ANCHORAGE - Mount Redoubt volcano appears to have finally settled down, months after its last major eruptive event.
The Alaska Volcano Observatory on Tuesday downgraded Mount Redoubt's alert code to normal.
Volcano experts at the observatory in Anchorage said the chances of the volcano returning soon to its prior eruptive behavior are unlikely.
It is possible the volcano 106 miles southwest of Anchorage is entering a prolonged period of quiet.
Redoubt began erupting on March 22. In early April, a lava dome formed in the volcano's summit crater and began growing, leading to concerns that it could collapse quickly and result in another large explosion.
Scientists kept a close watch on Mount Redoubt as the dome continued to grow.
Experts now say it will pose a local hazard for some time, but the outward signs of lava dome instability have declined. Depending on wind and cloud conditions, sulfur smells could reach populated areas and steam plumes will be visible on occasion.
According to volcano experts, the lava dome in the summit crater has reached a volume of approximately 91 million cubic yards.
Mount Redoubt had one of its last significant explosions on April 4 when it sent an ash plume more than eight miles into the air and dropped ash on several Kenai Peninsula communities.
The erupting volcano forced the Cook Inlet Pipeline Co. to remove millions of gallons of oil stored at the Drift River Terminal, just 22 miles from the erupting volcano.
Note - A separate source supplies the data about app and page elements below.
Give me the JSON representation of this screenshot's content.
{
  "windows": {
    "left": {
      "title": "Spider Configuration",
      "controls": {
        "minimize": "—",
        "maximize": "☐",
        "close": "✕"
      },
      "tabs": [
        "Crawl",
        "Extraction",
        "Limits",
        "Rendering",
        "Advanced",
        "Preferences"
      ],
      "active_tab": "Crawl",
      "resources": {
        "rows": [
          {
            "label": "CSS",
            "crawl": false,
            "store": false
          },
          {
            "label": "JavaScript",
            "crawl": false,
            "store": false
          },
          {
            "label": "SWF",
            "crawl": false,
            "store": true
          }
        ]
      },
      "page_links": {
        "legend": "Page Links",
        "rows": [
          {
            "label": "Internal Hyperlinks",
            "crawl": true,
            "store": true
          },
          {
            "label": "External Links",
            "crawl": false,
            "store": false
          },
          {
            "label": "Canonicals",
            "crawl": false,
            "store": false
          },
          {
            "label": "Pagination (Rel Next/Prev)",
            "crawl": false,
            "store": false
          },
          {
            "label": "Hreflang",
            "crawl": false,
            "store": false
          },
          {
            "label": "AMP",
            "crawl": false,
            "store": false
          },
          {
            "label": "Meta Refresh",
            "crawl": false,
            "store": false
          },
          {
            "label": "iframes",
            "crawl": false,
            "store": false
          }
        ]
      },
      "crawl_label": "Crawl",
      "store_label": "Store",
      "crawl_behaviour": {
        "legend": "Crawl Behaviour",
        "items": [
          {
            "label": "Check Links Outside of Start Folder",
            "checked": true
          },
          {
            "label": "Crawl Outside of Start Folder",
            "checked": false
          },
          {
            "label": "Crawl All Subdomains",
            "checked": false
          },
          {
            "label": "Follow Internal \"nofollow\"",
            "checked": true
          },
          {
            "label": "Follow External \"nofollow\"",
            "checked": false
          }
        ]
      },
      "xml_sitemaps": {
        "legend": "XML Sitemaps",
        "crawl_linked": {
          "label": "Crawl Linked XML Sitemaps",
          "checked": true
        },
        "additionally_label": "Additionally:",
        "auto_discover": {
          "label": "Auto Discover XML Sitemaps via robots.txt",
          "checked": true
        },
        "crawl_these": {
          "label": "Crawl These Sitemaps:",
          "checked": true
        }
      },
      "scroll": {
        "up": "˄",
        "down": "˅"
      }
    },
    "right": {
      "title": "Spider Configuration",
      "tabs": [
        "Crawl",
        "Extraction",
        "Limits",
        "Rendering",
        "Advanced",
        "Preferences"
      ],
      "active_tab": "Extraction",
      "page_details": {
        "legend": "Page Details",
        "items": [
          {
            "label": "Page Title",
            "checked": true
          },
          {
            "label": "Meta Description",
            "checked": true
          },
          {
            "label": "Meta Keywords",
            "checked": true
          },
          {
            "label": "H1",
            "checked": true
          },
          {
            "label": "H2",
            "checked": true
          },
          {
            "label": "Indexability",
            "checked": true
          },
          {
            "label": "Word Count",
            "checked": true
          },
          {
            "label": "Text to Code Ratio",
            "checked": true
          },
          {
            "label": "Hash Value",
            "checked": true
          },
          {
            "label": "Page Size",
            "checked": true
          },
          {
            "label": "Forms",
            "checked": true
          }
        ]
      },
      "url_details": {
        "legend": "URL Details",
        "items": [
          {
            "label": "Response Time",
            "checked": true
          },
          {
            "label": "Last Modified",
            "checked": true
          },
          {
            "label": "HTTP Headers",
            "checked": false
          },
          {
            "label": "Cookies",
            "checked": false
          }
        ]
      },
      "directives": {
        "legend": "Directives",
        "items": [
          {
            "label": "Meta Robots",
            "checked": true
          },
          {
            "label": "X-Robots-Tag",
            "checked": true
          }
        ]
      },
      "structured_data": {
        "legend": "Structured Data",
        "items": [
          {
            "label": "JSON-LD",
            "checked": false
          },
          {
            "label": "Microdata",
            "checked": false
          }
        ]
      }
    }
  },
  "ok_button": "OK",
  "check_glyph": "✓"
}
The volcano's eruptions produced mud flows that reached concrete-reinforced dikes surrounding the terminal but the tanks holding the oil were not damaged.
Hundreds of airline flights also had to be canceled because of ash clouds this spring.
The last time Mount Redoubt had a similar period of activity was in late 1989 to spring 1990. Before that the volcano was active from 1966 to 1968.